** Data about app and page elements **
--------------------------------

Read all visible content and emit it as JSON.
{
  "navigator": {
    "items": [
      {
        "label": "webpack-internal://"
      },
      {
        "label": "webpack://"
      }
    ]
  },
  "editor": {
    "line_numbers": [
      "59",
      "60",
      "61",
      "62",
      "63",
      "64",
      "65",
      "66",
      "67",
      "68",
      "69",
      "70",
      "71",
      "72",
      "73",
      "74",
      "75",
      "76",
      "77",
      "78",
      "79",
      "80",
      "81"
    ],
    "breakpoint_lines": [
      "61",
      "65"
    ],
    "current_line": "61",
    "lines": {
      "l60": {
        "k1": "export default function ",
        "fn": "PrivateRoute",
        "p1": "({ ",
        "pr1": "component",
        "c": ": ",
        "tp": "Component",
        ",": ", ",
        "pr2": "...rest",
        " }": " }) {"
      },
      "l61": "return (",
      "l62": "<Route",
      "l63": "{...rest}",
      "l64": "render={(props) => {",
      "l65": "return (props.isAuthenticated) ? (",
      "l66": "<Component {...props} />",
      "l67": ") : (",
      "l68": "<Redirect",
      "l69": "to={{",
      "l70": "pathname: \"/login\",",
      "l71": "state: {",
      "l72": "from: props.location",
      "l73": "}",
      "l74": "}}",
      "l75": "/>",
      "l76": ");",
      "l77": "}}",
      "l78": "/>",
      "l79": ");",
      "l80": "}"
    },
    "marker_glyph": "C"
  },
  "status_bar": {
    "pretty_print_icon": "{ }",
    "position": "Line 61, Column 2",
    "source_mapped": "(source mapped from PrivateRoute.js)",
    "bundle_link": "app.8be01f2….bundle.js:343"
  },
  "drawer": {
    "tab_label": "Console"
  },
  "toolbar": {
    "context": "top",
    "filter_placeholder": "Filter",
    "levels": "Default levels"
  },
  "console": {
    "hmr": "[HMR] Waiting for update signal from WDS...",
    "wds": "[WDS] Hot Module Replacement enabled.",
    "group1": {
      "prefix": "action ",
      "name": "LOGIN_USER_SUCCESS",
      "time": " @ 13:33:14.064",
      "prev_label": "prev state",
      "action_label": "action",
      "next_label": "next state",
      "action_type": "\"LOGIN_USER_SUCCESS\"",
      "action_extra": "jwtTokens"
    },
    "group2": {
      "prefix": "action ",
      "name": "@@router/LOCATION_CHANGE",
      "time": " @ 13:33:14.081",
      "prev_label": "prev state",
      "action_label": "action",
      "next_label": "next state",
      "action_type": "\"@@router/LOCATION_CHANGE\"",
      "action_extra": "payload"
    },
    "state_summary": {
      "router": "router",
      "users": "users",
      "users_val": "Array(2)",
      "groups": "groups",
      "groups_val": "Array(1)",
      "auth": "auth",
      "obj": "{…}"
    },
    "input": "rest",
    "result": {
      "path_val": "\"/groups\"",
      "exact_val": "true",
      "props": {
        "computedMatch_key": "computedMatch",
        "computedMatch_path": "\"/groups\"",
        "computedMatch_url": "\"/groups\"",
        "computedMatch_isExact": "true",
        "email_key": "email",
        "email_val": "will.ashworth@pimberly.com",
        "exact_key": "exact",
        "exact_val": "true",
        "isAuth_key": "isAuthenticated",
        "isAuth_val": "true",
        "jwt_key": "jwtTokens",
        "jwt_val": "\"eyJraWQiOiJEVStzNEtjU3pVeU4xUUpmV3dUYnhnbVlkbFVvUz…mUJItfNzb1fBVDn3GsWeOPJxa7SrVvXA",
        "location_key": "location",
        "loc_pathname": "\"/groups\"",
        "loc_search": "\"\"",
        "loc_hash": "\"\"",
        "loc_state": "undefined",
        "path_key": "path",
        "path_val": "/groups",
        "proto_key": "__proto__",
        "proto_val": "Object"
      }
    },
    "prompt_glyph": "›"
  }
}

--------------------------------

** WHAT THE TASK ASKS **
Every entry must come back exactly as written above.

** SOLUTION BELOW **
Read all visible content and emit it as JSON.
{
  "navigator": {
    "items": [
      {
        "label": "webpack-internal://"
      },
      {
        "label": "webpack://"
      }
    ]
  },
  "editor": {
    "line_numbers": [
      "59",
      "60",
      "61",
      "62",
      "63",
      "64",
      "65",
      "66",
      "67",
      "68",
      "69",
      "70",
      "71",
      "72",
      "73",
      "74",
      "75",
      "76",
      "77",
      "78",
      "79",
      "80",
      "81"
    ],
    "breakpoint_lines": [
      "61",
      "65"
    ],
    "current_line": "61",
    "lines": {
      "l60": {
        "k1": "export default function ",
        "fn": "PrivateRoute",
        "p1": "({ ",
        "pr1": "component",
        "c": ": ",
        "tp": "Component",
        ",": ", ",
        "pr2": "...rest",
        " }": " }) {"
      },
      "l61": "return (",
      "l62": "<Route",
      "l63": "{...rest}",
      "l64": "render={(props) => {",
      "l65": "return (props.isAuthenticated) ? (",
      "l66": "<Component {...props} />",
      "l67": ") : (",
      "l68": "<Redirect",
      "l69": "to={{",
      "l70": "pathname: \"/login\",",
      "l71": "state: {",
      "l72": "from: props.location",
      "l73": "}",
      "l74": "}}",
      "l75": "/>",
      "l76": ");",
      "l77": "}}",
      "l78": "/>",
      "l79": ");",
      "l80": "}"
    },
    "marker_glyph": "C"
  },
  "status_bar": {
    "pretty_print_icon": "{ }",
    "position": "Line 61, Column 2",
    "source_mapped": "(source mapped from PrivateRoute.js)",
    "bundle_link": "app.8be01f2….bundle.js:343"
  },
  "drawer": {
    "tab_label": "Console"
  },
  "toolbar": {
    "context": "top",
    "filter_placeholder": "Filter",
    "levels": "Default levels"
  },
  "console": {
    "hmr": "[HMR] Waiting for update signal from WDS...",
    "wds": "[WDS] Hot Module Replacement enabled.",
    "group1": {
      "prefix": "action ",
      "name": "LOGIN_USER_SUCCESS",
      "time": " @ 13:33:14.064",
      "prev_label": "prev state",
      "action_label": "action",
      "next_label": "next state",
      "action_type": "\"LOGIN_USER_SUCCESS\"",
      "action_extra": "jwtTokens"
    },
    "group2": {
      "prefix": "action ",
      "name": "@@router/LOCATION_CHANGE",
      "time": " @ 13:33:14.081",
      "prev_label": "prev state",
      "action_label": "action",
      "next_label": "next state",
      "action_type": "\"@@router/LOCATION_CHANGE\"",
      "action_extra": "payload"
    },
    "state_summary": {
      "router": "router",
      "users": "users",
      "users_val": "Array(2)",
      "groups": "groups",
      "groups_val": "Array(1)",
      "auth": "auth",
      "obj": "{…}"
    },
    "input": "rest",
    "result": {
      "path_val": "\"/groups\"",
      "exact_val": "true",
      "props": {
        "computedMatch_key": "computedMatch",
        "computedMatch_path": "\"/groups\"",
        "computedMatch_url": "\"/groups\"",
        "computedMatch_isExact": "true",
        "email_key": "email",
        "email_val": "will.ashworth@pimberly.com",
        "exact_key": "exact",
        "exact_val": "true",
        "isAuth_key": "isAuthenticated",
        "isAuth_val": "true",
        "jwt_key": "jwtTokens",
        "jwt_val": "\"eyJraWQiOiJEVStzNEtjU3pVeU4xUUpmV3dUYnhnbVlkbFVvUz…mUJItfNzb1fBVDn3GsWeOPJxa7SrVvXA",
        "location_key": "location",
        "loc_pathname": "\"/groups\"",
        "loc_search": "\"\"",
        "loc_hash": "\"\"",
        "loc_state": "undefined",
        "path_key": "path",
        "path_val": "/groups",
        "proto_key": "__proto__",
        "proto_val": "Object"
      }
    },
    "prompt_glyph": "›"
  }
}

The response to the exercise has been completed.